App and web page records:
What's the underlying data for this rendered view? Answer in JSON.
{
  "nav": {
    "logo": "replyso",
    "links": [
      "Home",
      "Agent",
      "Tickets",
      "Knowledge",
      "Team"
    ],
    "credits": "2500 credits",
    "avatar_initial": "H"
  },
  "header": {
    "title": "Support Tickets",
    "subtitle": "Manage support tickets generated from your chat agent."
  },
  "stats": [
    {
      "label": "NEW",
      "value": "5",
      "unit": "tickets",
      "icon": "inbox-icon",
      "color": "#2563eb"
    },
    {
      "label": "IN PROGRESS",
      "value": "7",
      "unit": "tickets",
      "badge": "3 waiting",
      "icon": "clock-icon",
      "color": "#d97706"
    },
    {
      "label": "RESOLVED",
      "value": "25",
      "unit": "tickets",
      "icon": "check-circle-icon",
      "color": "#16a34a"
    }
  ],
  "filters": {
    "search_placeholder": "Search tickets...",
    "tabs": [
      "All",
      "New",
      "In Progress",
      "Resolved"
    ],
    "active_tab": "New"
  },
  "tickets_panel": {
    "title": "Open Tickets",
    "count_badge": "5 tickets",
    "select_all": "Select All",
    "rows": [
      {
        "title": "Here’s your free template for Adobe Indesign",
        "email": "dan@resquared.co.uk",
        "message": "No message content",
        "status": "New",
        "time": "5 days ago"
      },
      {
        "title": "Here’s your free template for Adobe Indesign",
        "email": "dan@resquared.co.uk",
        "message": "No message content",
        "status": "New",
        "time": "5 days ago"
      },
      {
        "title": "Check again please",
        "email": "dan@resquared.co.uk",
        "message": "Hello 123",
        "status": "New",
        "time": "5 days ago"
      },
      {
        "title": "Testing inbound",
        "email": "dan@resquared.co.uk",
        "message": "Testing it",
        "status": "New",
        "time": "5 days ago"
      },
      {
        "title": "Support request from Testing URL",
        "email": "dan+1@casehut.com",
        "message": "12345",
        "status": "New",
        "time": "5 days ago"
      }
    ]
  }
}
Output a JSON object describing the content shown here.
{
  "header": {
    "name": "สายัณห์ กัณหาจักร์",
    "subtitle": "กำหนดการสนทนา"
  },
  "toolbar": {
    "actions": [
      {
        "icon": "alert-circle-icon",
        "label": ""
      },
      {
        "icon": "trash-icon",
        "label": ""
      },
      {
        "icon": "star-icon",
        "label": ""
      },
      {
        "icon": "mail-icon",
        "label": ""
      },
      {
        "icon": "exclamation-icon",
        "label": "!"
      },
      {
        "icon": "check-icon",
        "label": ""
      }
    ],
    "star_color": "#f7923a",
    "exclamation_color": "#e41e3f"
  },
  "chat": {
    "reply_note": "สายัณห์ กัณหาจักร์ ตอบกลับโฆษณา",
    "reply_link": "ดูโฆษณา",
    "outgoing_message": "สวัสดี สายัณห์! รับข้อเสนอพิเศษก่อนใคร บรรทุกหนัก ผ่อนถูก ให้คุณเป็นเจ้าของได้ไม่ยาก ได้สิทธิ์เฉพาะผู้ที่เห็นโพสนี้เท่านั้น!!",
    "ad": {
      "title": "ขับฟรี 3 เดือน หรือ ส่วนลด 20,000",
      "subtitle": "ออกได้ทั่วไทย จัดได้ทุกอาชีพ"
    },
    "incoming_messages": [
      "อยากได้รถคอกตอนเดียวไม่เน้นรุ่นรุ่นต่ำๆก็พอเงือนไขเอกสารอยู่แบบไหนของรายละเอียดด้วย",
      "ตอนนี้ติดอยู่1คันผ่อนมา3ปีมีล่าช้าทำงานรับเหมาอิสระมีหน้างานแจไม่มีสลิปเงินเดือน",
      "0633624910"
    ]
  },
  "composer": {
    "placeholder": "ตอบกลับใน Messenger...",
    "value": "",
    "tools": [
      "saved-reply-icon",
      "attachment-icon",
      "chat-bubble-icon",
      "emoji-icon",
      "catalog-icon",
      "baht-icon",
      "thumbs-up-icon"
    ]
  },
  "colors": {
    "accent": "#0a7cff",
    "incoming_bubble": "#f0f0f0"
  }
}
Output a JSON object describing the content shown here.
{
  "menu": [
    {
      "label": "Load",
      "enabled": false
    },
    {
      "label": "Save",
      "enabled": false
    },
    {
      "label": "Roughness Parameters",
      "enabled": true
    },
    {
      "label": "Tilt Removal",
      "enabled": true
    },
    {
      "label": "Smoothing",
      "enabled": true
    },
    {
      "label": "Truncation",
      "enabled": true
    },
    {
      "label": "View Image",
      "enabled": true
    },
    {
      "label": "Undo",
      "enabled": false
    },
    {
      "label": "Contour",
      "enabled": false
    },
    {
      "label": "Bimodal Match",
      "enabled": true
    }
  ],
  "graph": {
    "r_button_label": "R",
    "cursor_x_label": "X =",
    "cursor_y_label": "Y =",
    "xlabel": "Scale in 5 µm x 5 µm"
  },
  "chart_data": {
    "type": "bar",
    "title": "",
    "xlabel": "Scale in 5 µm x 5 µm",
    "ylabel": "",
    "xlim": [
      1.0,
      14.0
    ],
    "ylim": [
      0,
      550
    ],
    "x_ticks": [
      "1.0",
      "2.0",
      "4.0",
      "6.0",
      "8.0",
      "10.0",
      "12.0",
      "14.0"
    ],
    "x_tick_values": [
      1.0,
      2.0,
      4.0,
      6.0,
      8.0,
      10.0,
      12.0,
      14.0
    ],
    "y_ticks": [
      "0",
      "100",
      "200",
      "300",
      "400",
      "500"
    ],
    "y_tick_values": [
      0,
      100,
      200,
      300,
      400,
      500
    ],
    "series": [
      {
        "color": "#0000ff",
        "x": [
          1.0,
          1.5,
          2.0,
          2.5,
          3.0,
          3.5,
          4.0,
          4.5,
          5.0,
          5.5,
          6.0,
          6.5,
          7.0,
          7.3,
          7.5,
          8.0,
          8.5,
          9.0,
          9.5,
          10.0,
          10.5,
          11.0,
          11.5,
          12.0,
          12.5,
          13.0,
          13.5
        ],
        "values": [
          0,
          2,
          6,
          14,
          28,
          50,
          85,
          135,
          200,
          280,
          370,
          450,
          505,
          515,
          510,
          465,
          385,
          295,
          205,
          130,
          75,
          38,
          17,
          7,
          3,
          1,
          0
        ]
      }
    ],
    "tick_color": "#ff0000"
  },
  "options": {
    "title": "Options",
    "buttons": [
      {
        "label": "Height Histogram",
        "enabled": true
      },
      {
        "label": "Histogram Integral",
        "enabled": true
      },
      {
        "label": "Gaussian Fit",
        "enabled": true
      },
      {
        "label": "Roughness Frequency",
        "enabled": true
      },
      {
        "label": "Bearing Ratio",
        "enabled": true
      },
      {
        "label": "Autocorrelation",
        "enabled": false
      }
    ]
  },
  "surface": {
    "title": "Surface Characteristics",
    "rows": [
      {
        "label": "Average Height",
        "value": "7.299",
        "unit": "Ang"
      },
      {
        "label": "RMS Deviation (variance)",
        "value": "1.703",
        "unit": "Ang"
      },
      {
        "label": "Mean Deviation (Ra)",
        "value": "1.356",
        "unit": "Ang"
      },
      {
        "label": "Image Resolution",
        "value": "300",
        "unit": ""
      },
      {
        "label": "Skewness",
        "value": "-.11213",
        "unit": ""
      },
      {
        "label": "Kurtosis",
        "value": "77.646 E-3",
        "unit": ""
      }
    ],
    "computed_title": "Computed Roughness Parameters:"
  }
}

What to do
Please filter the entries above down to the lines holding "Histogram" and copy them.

Problem solution
        "label": "Height Histogram",
        "label": "Histogram Integral",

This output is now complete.